Labour continues to be mired inÂ theÂ 20s, the Greens are slowly climbing towards the 20s…hoovering up the disaffected hard left of Labour as The Cunliffe continues to disappoint.
Could convergence become an issue, where the Greens supplant Labour as the largest opposition party.
Matthew Hooton discussed that in his column at the NBR:
Donâ€™t rule out convergence.
Labourâ€™s disastrous decision to replace David Shearer with David Cunliffe and spend nearly a year swinging to the far left has inevitably crashed its poll numbers.
The recent ploy toÂ swing back to the centreappears to have come too late. The days are long gone when Mr Shearer had Labour polling around the mid-30s and, with the Greens in the low teens, well on track to become prime minister. In both the major polls released this week,Â Roy MorganÂ andÂ Fairfax-Ipsos, Mr Cunliffeâ€™s Labour was languishing under 25%.
Both polls were taken mainly after Mr Cunliffeâ€™s apology for being a man, but also after his majorÂ education announcements. Despite Labour strategists privately claiming their internal polling responded favourably, the public polls suggest that the promises of cheap laptops and slightly smaller classes have failed to capture the imagination of middle-class parents.
Worse for Labour, while there may be good evidence the polls tend toÂ overestimate Nationalâ€™s support by aroundÂ 5%Â at the expense of smaller parties, the trend line for Labour in at least the last two elections has almost exactly predicted its actual party vote.
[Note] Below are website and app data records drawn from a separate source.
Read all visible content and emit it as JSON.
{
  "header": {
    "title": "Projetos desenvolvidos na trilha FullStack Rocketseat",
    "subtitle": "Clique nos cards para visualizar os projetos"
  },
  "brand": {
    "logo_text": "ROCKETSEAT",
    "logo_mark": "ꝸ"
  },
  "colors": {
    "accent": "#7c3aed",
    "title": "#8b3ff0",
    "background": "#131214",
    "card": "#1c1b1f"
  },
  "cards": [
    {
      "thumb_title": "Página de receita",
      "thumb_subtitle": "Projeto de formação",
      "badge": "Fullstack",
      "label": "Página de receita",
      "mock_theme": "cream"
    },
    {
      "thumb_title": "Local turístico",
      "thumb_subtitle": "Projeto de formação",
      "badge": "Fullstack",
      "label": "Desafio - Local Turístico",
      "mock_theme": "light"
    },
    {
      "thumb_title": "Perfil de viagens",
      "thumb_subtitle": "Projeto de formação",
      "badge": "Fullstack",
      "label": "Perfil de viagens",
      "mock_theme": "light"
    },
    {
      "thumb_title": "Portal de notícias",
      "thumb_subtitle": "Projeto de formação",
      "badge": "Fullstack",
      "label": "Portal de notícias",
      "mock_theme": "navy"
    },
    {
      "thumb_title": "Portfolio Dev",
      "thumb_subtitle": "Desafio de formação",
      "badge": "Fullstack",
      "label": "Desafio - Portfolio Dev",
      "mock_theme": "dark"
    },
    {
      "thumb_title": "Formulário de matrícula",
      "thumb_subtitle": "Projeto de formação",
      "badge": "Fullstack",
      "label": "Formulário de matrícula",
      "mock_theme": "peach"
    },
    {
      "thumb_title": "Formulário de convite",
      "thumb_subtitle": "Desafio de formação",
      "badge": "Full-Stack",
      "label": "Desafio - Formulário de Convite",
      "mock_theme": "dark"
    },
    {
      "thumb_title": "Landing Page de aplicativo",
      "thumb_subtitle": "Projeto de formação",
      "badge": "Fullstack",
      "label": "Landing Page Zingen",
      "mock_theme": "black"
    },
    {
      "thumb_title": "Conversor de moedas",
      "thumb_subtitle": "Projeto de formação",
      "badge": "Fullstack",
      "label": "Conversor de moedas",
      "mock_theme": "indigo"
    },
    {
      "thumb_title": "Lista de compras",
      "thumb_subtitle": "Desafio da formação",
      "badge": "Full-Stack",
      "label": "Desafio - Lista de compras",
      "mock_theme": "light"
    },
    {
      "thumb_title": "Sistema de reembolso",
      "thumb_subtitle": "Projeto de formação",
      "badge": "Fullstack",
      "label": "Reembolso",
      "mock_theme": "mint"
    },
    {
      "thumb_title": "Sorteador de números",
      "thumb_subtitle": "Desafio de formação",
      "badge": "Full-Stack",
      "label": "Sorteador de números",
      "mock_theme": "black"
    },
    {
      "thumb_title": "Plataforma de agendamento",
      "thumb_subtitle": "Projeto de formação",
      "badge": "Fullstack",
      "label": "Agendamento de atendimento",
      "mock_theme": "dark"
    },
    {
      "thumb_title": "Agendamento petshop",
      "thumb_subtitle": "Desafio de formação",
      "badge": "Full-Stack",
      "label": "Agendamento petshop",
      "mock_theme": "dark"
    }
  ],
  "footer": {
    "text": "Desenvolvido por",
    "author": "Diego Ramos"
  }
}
In 2011, Phil Goff led Labour to its worst result since 1925. If Mr Cunliffeâ€™s tilt to the centre continues to fail, he risks taking New Zealandâ€™s oldest political party below the 24% it won in the first two elections following the World War I.
Poll numbers also have an element of self-fulfilling prophecy. People donâ€™t like voting for losers. As the election nears, Labour risks losing a crucial few further points to the Greens, Internet-Mana and NZ First.
Bill English currently wears the electoral dunce cap in the New Zealand parliament, having led National to its 21% debacle in 2002. The finance minister may dare to hope he might finally get to pass it on to Mr Cunliffe after September 20.
For all this, the risk of a change of government remains high. Â Read more »